-

The Observer is a Student-run, daily print & online newspaper serving Notre Dame & Saint Mary's. Learn more about us.

-

archive

Faculty members address controversial Schiavo case

Justin Tardiff | Thursday, March 31, 2005

While temperatures rose throughout the region Wednesday afternoon, temperaments were heightened in the Notre Dame Law School courtroom during a faculty discussion of the controversial Terri Schiavo case. Before a full audience and television coverage, four members of the law school faculty – John Robinson, A.J. Bellia, Richard Garnett and John Finnis – presented brief accounts of specific aspects of the case.Professor M. Cathleen Kaveny of the law school and the theology department moderated the discussion.”This case raises a number of issues from the perspective of morality and the perspective of law,” she said. “Sometimes as we sort through these issues, it can become confusing, so we at the law school wanted to facilitate a discussion [on the case].”Associate Professor Robinson initiated the discussion by addressing the question, “What does the Catholic tradition say about artificial nutrition and hydration for patients in a persistent vegetative state?” “Beginning in the 16th century in Spain, Catholic moral teaching on medicine developed a distinction between ordinary and extraordinary care,” he said. “Every person and especially every Catholic must use ordinary means to preserve his own life, but there is no obligation to use extraordinary means.”Robinson went on to enumerate the ways in which care could be categorized as extraordinary.”If the means used to preserve life were too painful, then they are extraordinary,” he said. “In the age before anesthetics, refusing amputation was justified even in the face of death.

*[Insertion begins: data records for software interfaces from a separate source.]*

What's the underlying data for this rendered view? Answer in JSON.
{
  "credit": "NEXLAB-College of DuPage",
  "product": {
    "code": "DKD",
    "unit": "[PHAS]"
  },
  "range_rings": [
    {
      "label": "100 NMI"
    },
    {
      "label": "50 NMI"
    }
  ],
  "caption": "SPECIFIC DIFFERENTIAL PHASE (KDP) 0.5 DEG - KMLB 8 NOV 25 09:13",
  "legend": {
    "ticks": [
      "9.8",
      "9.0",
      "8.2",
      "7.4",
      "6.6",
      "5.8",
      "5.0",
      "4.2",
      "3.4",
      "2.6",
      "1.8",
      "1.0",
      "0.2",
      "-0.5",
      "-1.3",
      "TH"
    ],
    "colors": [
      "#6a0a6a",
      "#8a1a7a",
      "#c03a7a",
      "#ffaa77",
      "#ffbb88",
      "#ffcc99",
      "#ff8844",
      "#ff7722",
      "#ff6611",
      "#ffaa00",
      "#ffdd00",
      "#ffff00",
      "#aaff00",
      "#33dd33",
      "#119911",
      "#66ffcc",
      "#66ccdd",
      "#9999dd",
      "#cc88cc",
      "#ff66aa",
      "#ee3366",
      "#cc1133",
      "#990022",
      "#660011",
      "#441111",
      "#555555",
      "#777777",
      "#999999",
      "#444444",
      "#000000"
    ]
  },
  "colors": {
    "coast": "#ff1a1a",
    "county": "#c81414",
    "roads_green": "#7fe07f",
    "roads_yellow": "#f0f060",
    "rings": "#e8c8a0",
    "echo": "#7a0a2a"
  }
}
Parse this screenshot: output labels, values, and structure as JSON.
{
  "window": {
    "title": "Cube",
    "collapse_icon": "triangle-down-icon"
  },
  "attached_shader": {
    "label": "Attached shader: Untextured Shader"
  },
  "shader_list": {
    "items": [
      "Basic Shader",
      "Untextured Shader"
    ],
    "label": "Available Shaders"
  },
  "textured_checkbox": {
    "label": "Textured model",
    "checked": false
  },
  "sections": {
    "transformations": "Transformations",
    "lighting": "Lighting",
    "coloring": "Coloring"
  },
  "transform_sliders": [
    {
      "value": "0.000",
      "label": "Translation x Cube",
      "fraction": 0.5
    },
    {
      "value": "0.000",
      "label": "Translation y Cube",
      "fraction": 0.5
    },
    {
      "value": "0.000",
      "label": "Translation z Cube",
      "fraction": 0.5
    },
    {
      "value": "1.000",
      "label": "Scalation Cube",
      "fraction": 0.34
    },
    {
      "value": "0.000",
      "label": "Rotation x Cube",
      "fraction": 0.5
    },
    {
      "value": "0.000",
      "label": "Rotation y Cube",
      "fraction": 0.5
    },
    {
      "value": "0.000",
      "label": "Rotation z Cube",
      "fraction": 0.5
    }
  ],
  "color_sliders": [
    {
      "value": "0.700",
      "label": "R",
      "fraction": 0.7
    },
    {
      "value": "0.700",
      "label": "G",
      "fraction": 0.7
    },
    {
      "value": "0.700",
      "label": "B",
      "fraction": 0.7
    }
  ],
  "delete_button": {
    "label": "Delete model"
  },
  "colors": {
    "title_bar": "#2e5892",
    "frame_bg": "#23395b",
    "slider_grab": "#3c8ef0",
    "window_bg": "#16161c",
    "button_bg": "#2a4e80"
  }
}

Care could also be considered too expensive or too repugnant to be ordinary.”Robinson also mentioned that in 2004, Pope John Paul II stated that “the administration of water and food, even when provided by artificial means, always represents a natural means of preserving life, not a medical act,” rendering such provision morally necessary.Associate Professor Bellia followed with a presentation on the question, “Can and should congress give the federal courts jurisdiction to hear a case already decided by the Florida courts?”Bellia referred to a statement made by Bishop John D’Arcy of the Fort Wayne-South Bend diocese in which the Bishop echoed the Pope’s comment that food and water represent an ordinary means of preserving life. “The question arises, why should we spend time discussing who has authority if what is happening in Florida is morally wrong? Why not just take whatever means necessary to change it?” he said.Bellia proceeded to emphasize the importance to abiding by the law, even in such excruciating cases as that of Schiavo. “The rule of law is not an amoral concept,” he said. “It is what creates an order that allows each of us to pursuer certain ends in this life. To appreciate all aspects of this case, we must examine the rule of law.”He then discussed various legal aspects of the interplay between the state and federal courts. “This case is notable because Congress gave an inferior federal court the power to review judgments of a state court,” he said. “This is a matter that has never been tested, and it is a substantial issue.”Associate Professor Garnett developed dialogue on the subject, “Were Terri Schiavo’s religious-freedom rights violated?”Garnett noted three different dimensions of the problem in this case.”The first [dimension] is whether Ms. Schiavo’s access to the sacraments is being provided,” he said. “My understanding is that she was given Holy Communion at the time the tubes were removed by way of a drop of wine.”The second aspect of the case deals with religious freedom case that the Schindlers [Schiavo’s parents] submitted, Garnett said. He discussed the complaints that had been brought under the 2000 statute Religious Land Use and Institutionalized Persons Act, which protects the religious freedoms of people living in certain types of government institutions.Garnett’s final point dealt with the role of religious freedom debates in the public forum. “The religious believer, like everyone else, has the right to get out in the public square,” he said. “Nothing is turning us into a theocracy just because some people who are trying to save Terri Schiavo happen to be religious.”Professor Finnis developed the dialogue on the subject, “How do law and morality relate in the Schiavo case?”He explained that it is important to decide whether the benefits of caring for an individual like Terri Schiavo outweigh the burdens of continuing care.”The law must uphold fairness against partiality,” he said. “The comparative burdens and benefits of caring for patients in such condition are similar to those of caring for a senile, severely retarded or hopelessly insane person.”He discussed the issue of whether the continuance of life in a vegetative state is an undignified existence that would justify the removal of feeding devices.After the presentations concluded, the floor was opened to the audience for questions.